When he does focus on Ukraine, his remarks are heavy on distorted historical past — as if to inform the world that it doesn’t matter what occurs on the bottom, Russia is destined to manage the nation. On Tuesday, the Kremlin launched footage of Mr. Putin assembly with Valery Zorkin, the chairman of Russia’s Constitutional Courtroom, who introduced with him a replica of a Seventeenth-century French map of Europe.

“There’s no Ukraine” on the map, Mr. Zorkin tells Mr. Putin.

Mr. Putin then falsely asserts that earlier than the Soviet Union was fashioned, “there was by no means any Ukraine within the historical past of humanity.”

Some Russian officers are already looking forward to subsequent 12 months’s presidential election in america, hinting {that a} Republican victory may flip the tide. Dmitri A. Medvedev, the previous Russian president and the vice chairman of Mr. Putin’s safety council, stated this week that “the primary factor” was that President Biden not be re-elected.

Former President Donald J. Trump, who’s the early front-runner for the Republican presidential nomination, “is an efficient man,” Mr. Medvedev stated, and, “traditionally, it was at all times simpler to work with the Republicans.”

However there are dangers to Mr. Putin’s wait-and-see strategy past the potential of a battlefield breakthrough by Ukraine. Tatiana Stanovaya, a senior fellow on the Carnegie Russia Eurasia Middle, argues that Mr. Putin’s “tactic of inaction” may elevate the affect of hard-liners like Mr. Prigozhin.

“Russia’s elites are liable to see defeatism in inaction,” she wrote this month. “Already, Putin is struggling to clarify what precisely he’s ready for.”

The sturdiness of Russian public assist for the battle — just like the financial stability that helps underpin it — is way from clear.

However some researchers and American officers consider that cracks in pro-war sentiment have already begun to point out due to heavy casualties.

A latest report from a bunch of Russian sociologists, primarily based on scores of in-depth interviews, argues that Russians see the battle as “a pure catastrophe” they can’t do something about, reasonably than as one thing they’re firmly satisfied is true.
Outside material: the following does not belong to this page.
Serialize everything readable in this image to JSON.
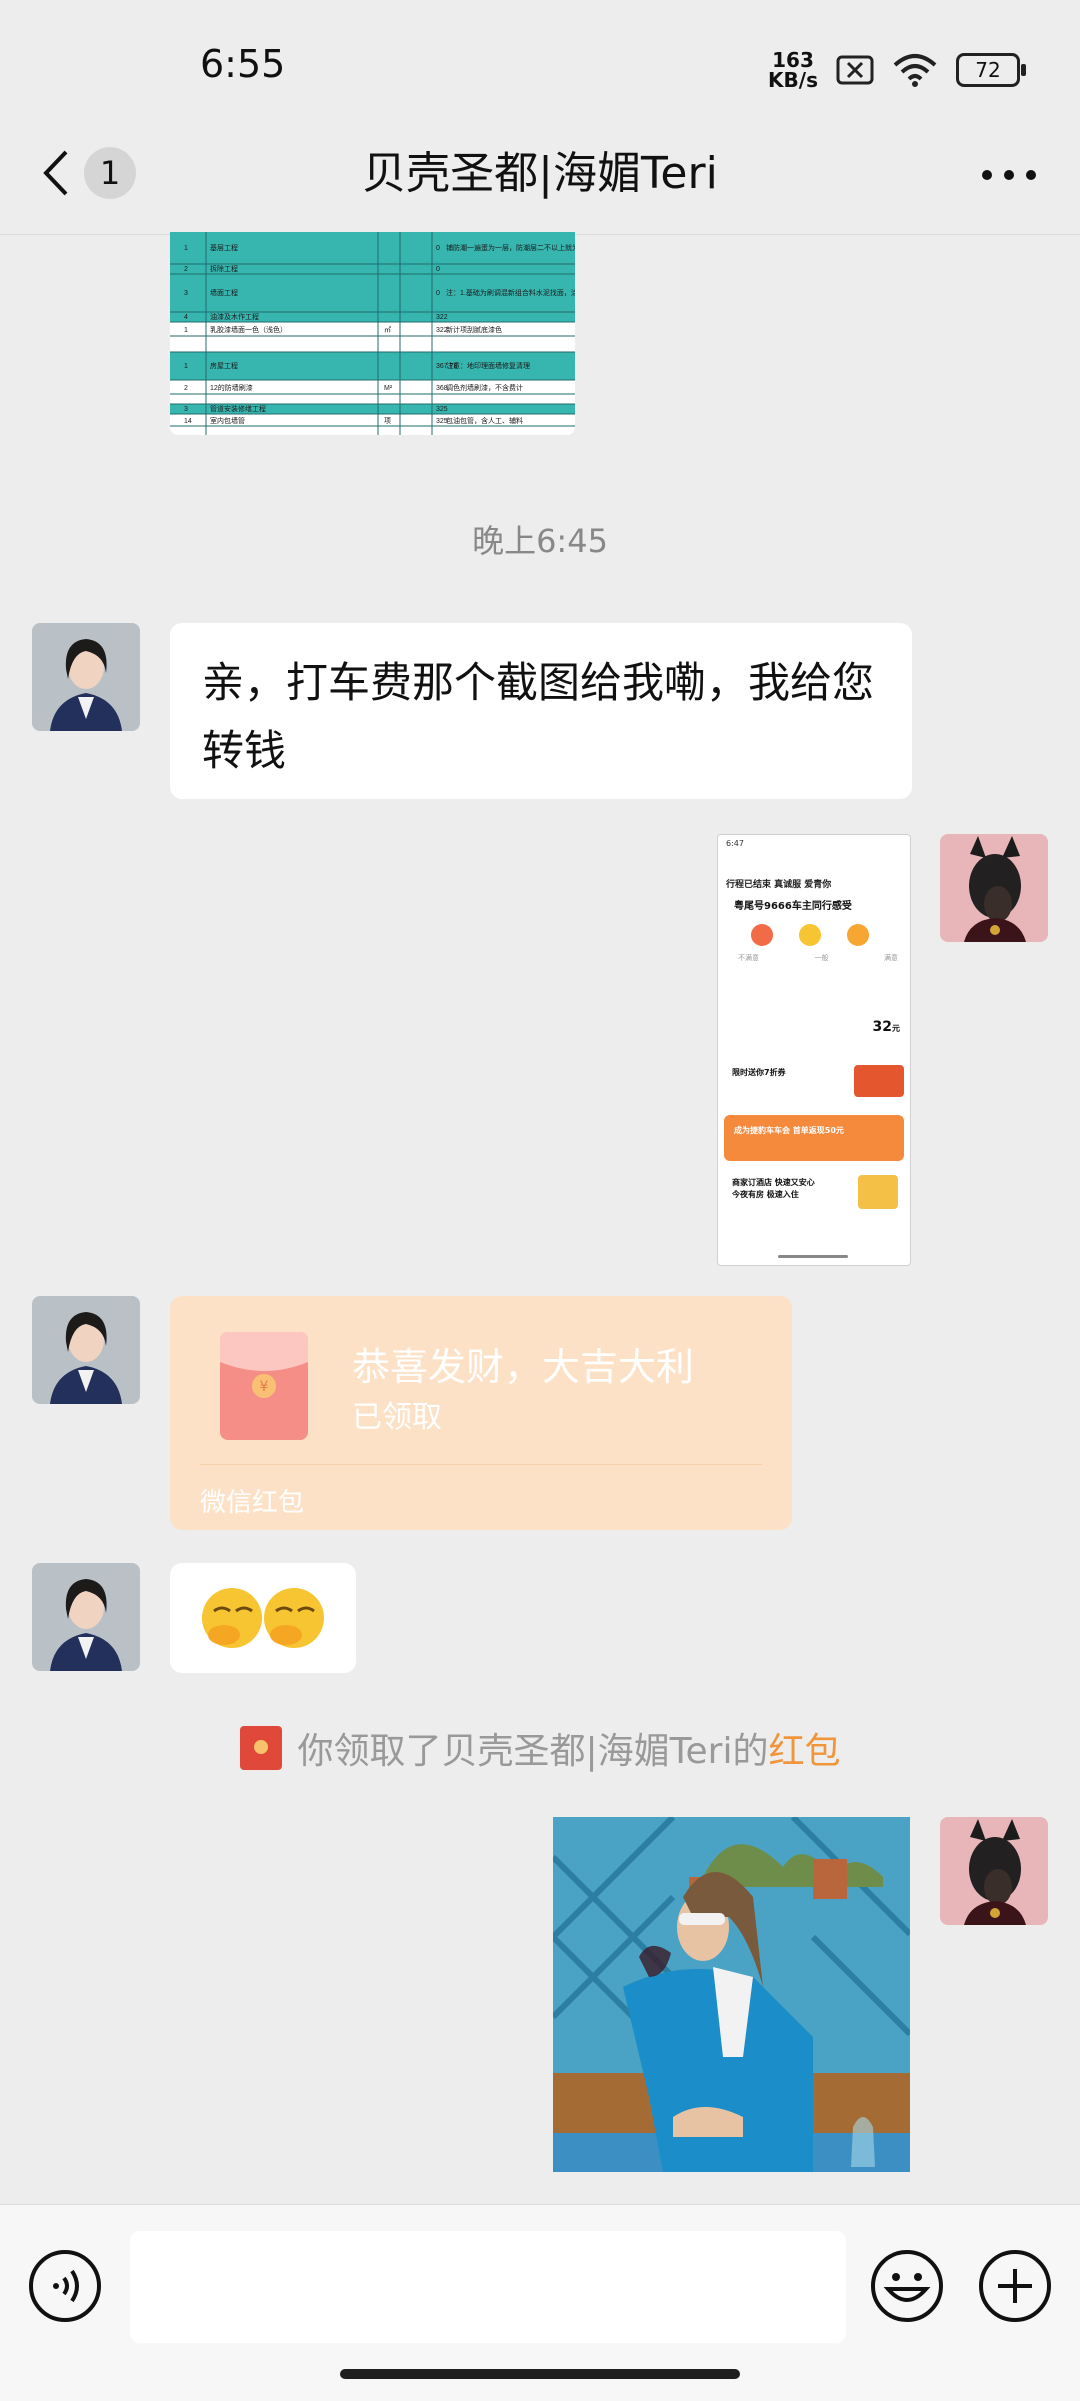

“This assist shouldn’t be constructed on basic political positions or some ideological views,” stated Sasha Kappinen, one of many report’s authors, who makes use of a pseudonym for safety causes as a result of she works at a college in Russia. “This isn’t steady assist.”
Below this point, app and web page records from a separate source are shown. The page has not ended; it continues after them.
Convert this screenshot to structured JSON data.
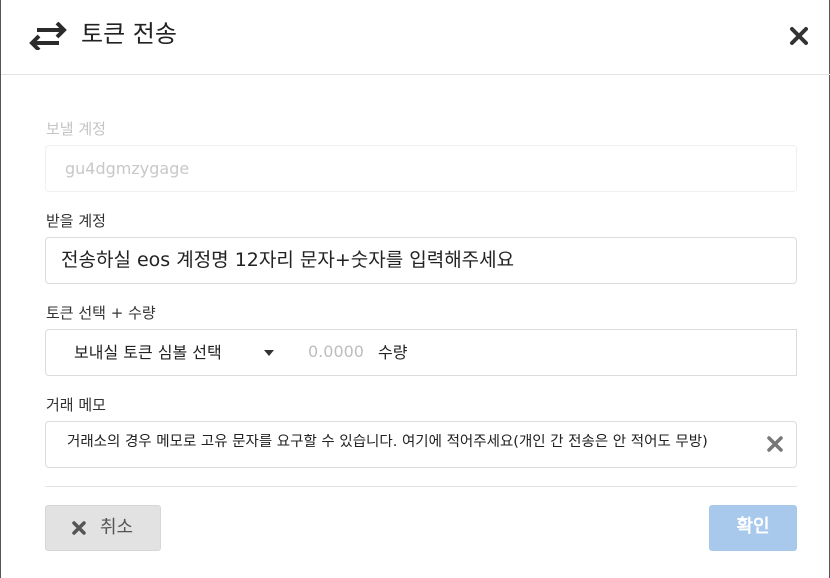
{
  "header": {
    "title": "토큰 전송",
    "icon": "transfer-arrows-icon",
    "close_icon": "close-icon"
  },
  "from_account": {
    "label": "보낼 계정",
    "value": "gu4dgmzygage"
  },
  "to_account": {
    "label": "받을 계정",
    "placeholder": "전송하실 eos 계정명 12자리 문자+숫자를 입력해주세요"
  },
  "token": {
    "label": "토큰 선택 + 수량",
    "select_label": "보내실 토큰 심볼 선택",
    "amount_placeholder": "0.0000",
    "amount_unit": "수량"
  },
  "memo": {
    "label": "거래 메모",
    "placeholder": "거래소의 경우 메모로 고유 문자를 요구할 수 있습니다. 여기에 적어주세요(개인 간 전송은 안 적어도 무방)"
  },
  "buttons": {
    "cancel": "취소",
    "confirm": "확인"
  },
  "colors": {
    "confirm_bg": "#a8c9ec",
    "cancel_bg": "#e2e2e2"
  }
}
Russia has spent closely to placate most people for the reason that battle started, rising welfare funds and easing the burden on small companies. Its financial system has tailored to sanctions, benefiting from the quite a few international locations outdoors North America and Western Europe that proceed to do brisk commerce with Russia.

Ms. Zubarevich, the Moscow financial growth knowledgeable, stated the federal government had the capability to maintain spending at its present clip a minimum of till the presidential election subsequent March, when Mr. Putin, 70, is predicted to run for a fifth time period. However a fall within the worth of oil may drive the federal government to chop spending on issues like infrastructure.
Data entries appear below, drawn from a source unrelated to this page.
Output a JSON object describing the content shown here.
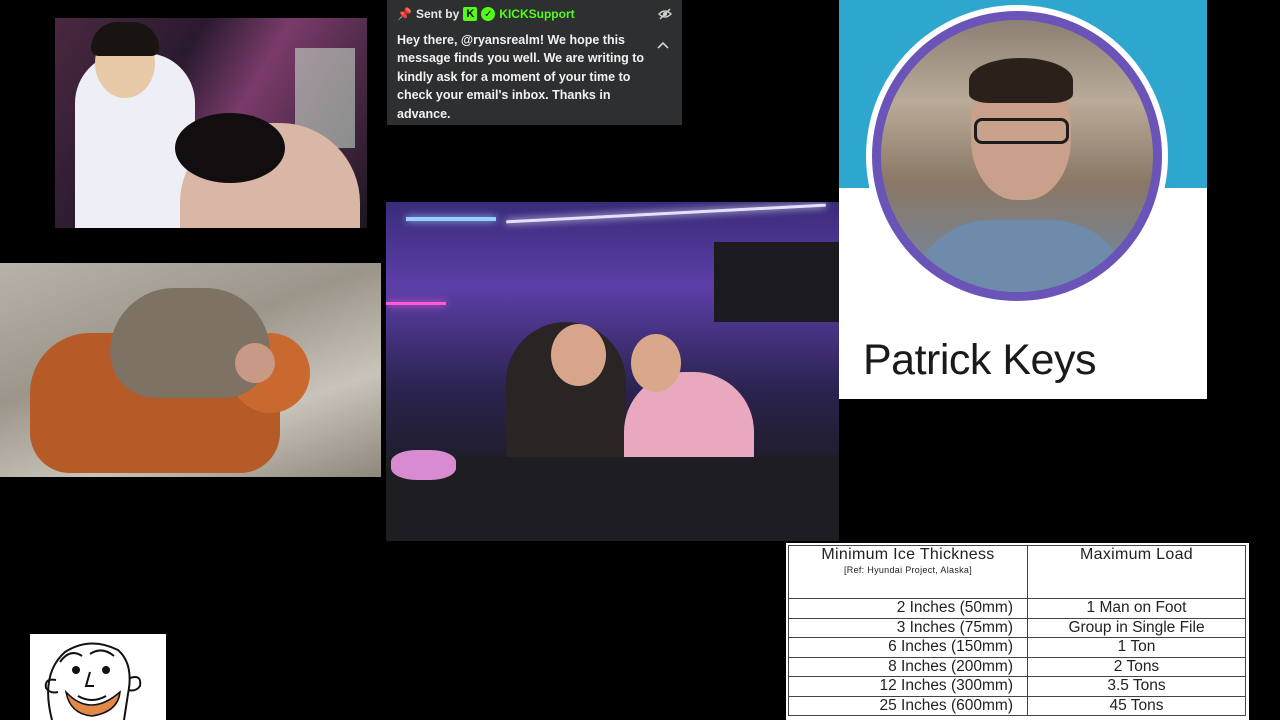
{
  "chat": {
    "sent_by_label": "Sent by",
    "kick_badge": "K",
    "sender_name": "KICKSupport",
    "message": "Hey there, @ryansrealm! We hope this message finds you well. We are writing to kindly ask for a moment of your time to check your email's inbox. Thanks in advance.",
    "icons": [
      "pin-icon",
      "kick-logo-icon",
      "verified-badge-icon",
      "hide-eye-icon",
      "chevron-up-icon"
    ],
    "accent_color": "#53fc18"
  },
  "profile": {
    "name": "Patrick Keys",
    "banner_color": "#2ea7cf",
    "ring_color": "#6b54b8"
  },
  "ice_table": {
    "headers": {
      "col1": "Minimum Ice Thickness",
      "col1_ref": "[Ref: Hyundai Project, Alaska]",
      "col2": "Maximum Load"
    },
    "rows": [
      {
        "thickness": "2 Inches (50mm)",
        "load": "1 Man on Foot"
      },
      {
        "thickness": "3 Inches (75mm)",
        "load": "Group in Single File"
      },
      {
        "thickness": "6 Inches (150mm)",
        "load": "1 Ton"
      },
      {
        "thickness": "8 Inches (200mm)",
        "load": "2 Tons"
      },
      {
        "thickness": "12 Inches (300mm)",
        "load": "3.5 Tons"
      },
      {
        "thickness": "25 Inches (600mm)",
        "load": "45 Tons"
      }
    ]
  }
}
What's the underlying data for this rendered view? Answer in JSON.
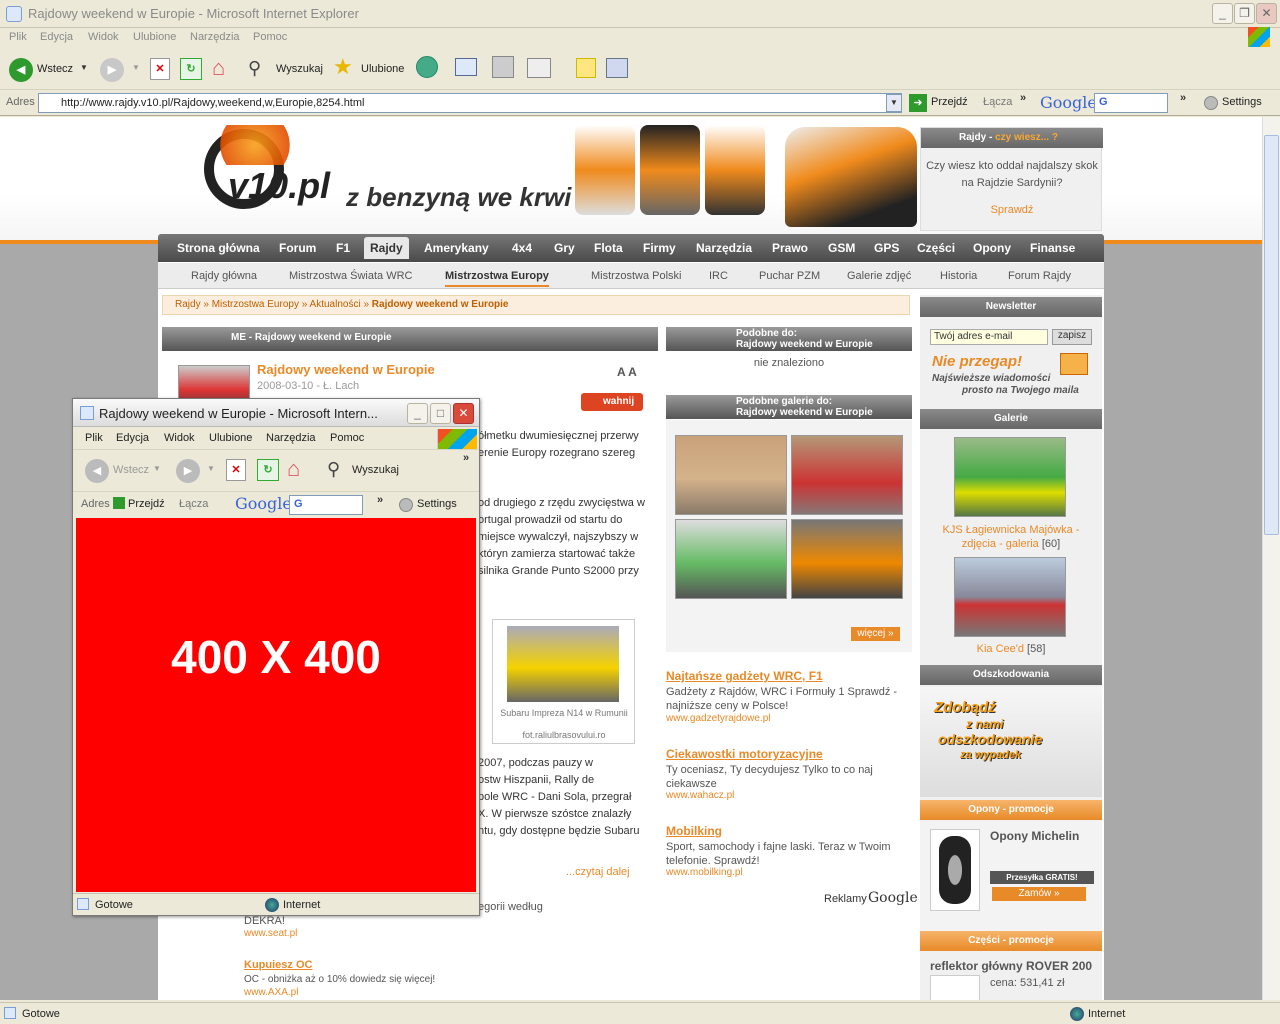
{
  "browser": {
    "title": "Rajdowy weekend w Europie - Microsoft Internet Explorer",
    "menu": [
      "Plik",
      "Edycja",
      "Widok",
      "Ulubione",
      "Narzędzia",
      "Pomoc"
    ],
    "toolbar": {
      "back": "Wstecz",
      "search": "Wyszukaj",
      "favorites": "Ulubione"
    },
    "address_label": "Adres",
    "url": "http://www.rajdy.v10.pl/Rajdowy,weekend,w,Europie,8254.html",
    "go": "Przejdź",
    "links": "Łącza",
    "google": "Google",
    "google_sel": "G",
    "settings": "Settings",
    "status": "Gotowe",
    "zone": "Internet"
  },
  "site": {
    "logo": "v10.pl",
    "tagline": "z benzyną we krwi",
    "quiz": {
      "title": "Rajdy - ",
      "title_link": "czy wiesz... ?",
      "text": "Czy wiesz kto oddał najdalszy skok na Rajdzie Sardynii?",
      "link": "Sprawdź"
    },
    "mainnav": [
      "Strona główna",
      "Forum",
      "F1",
      "Rajdy",
      "Amerykany",
      "4x4",
      "Gry",
      "Flota",
      "Firmy",
      "Narzędzia",
      "Prawo",
      "GSM",
      "GPS",
      "Części",
      "Opony",
      "Finanse"
    ],
    "subnav": [
      "Rajdy główna",
      "Mistrzostwa Świata WRC",
      "Mistrzostwa Europy",
      "Mistrzostwa Polski",
      "IRC",
      "Puchar PZM",
      "Galerie zdjęć",
      "Historia",
      "Forum Rajdy"
    ],
    "breadcrumb": {
      "a": "Rajdy",
      "b": "Mistrzostwa Europy",
      "c": "Aktualności",
      "current": "Rajdowy weekend w Europie",
      "sep": " » "
    },
    "article": {
      "box_title": "ME - Rajdowy weekend w Europie",
      "title": "Rajdowy weekend w Europie",
      "meta": "2008-03-10 - Ł. Lach",
      "font": "A A",
      "wahnij": "wahnij",
      "p1": [
        "ółmetku dwumiesięcznej przerwy",
        "erenie Europy rozegrano szereg"
      ],
      "p2": [
        "od drugiego z rzędu zwycięstwa w",
        "ortugal prowadził od startu do",
        "miejsce wywalczył, najszybszy w",
        "któryn zamierza startować także",
        "silnika Grande Punto S2000 przy"
      ],
      "photo_caption": "Subaru Impreza N14 w Rumunii",
      "photo_credit": "fot.raliulbrasovului.ro",
      "p3": [
        "2007, podczas pauzy w",
        "ostw Hiszpanii, Rally de",
        "pole WRC - Dani Sola, przegrał",
        "X. W pierwsze szóstce znalazły",
        "ntu, gdy dostępne będzie Subaru"
      ],
      "more": "...czytaj dalej",
      "tail1": "egorii według",
      "tail2": "DEKRA!",
      "ad_url1": "www.seat.pl",
      "ad2_title": "Kupuiesz OC",
      "ad2_text": "OC - obniżka aż o 10% dowiedz się więcej!",
      "ad2_url": "www.AXA.pl"
    },
    "similar": {
      "head1": "Podobne do:",
      "head2": "Rajdowy weekend w Europie",
      "none": "nie znaleziono"
    },
    "galleries": {
      "head1": "Podobne galerie do:",
      "head2": "Rajdowy weekend w Europie",
      "more": "więcej »"
    },
    "ads": [
      {
        "title": "Najtańsze gadżety WRC, F1",
        "text": "Gadżety z Rajdów, WRC i Formuły 1 Sprawdź - najniższe ceny w Polsce!",
        "url": "www.gadzetyrajdowe.pl"
      },
      {
        "title": "Ciekawostki motoryzacyjne",
        "text": "Ty oceniasz, Ty decydujesz Tylko to co naj ciekawsze",
        "url": "www.wahacz.pl"
      },
      {
        "title": "Mobilking",
        "text": "Sport, samochody i fajne laski. Teraz w Twoim telefonie. Sprawdź!",
        "url": "www.mobilking.pl"
      }
    ],
    "ads_label": "Reklamy",
    "ads_google": "Google",
    "sidebar": {
      "newsletter": "Newsletter",
      "email_placeholder": "Twój adres e-mail",
      "submit": "zapisz",
      "np1": "Nie przegap!",
      "np2": "Najświeższe wiadomości",
      "np3": "prosto na Twojego maila",
      "galerie": "Galerie",
      "g1": "KJS Łagiewnicka Majówka - zdjęcia - galeria",
      "g1n": "[60]",
      "g2": "Kia Cee'd",
      "g2n": "[58]",
      "odsz": "Odszkodowania",
      "odsz_ad": [
        "Zdobądź",
        "z nami",
        "odszkodowanie",
        "za wypadek"
      ],
      "opony_h": "Opony - promocje",
      "opony_t": "Opony Michelin",
      "opony_free": "Przesyłka GRATIS!",
      "opony_btn": "Zamów »",
      "czesci_h": "Części - promocje",
      "czesci_t": "reflektor główny ROVER 200",
      "czesci_p": "cena: 531,41 zł"
    }
  },
  "popup": {
    "title": "Rajdowy weekend w Europie - Microsoft Intern...",
    "menu": [
      "Plik",
      "Edycja",
      "Widok",
      "Ulubione",
      "Narzędzia",
      "Pomoc"
    ],
    "back": "Wstecz",
    "search": "Wyszukaj",
    "address": "Adres",
    "go": "Przejdź",
    "links": "Łącza",
    "google": "Google",
    "google_sel": "G",
    "settings": "Settings",
    "ad": "400 X 400",
    "status": "Gotowe",
    "zone": "Internet"
  }
}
“The 2 sacred cows are state protection procurement and assist for low-income teams and pensioners,” she stated, referring to the necessity to fulfill key constituencies. “They are going to be saved in place for so long as doable.”

On the similar time, analysts and Russians who know Mr. Putin nonetheless see him as essentially versatile and opportunistic — a person who would in all probability settle for a freeze within the combating if it had been provided, at the same time as he prepares to struggle on for years. Consequently, well-connected folks in Moscow see an unpredictable future whereas girding for an extended battle.

“Putin’s spectrum of choices is fairly broad,” a distinguished businessman in Moscow stated, “from doing a cease-fire immediately to combating a hundred-year battle.”

Julian E. Barnes and Oleg Matsnev contributed reporting.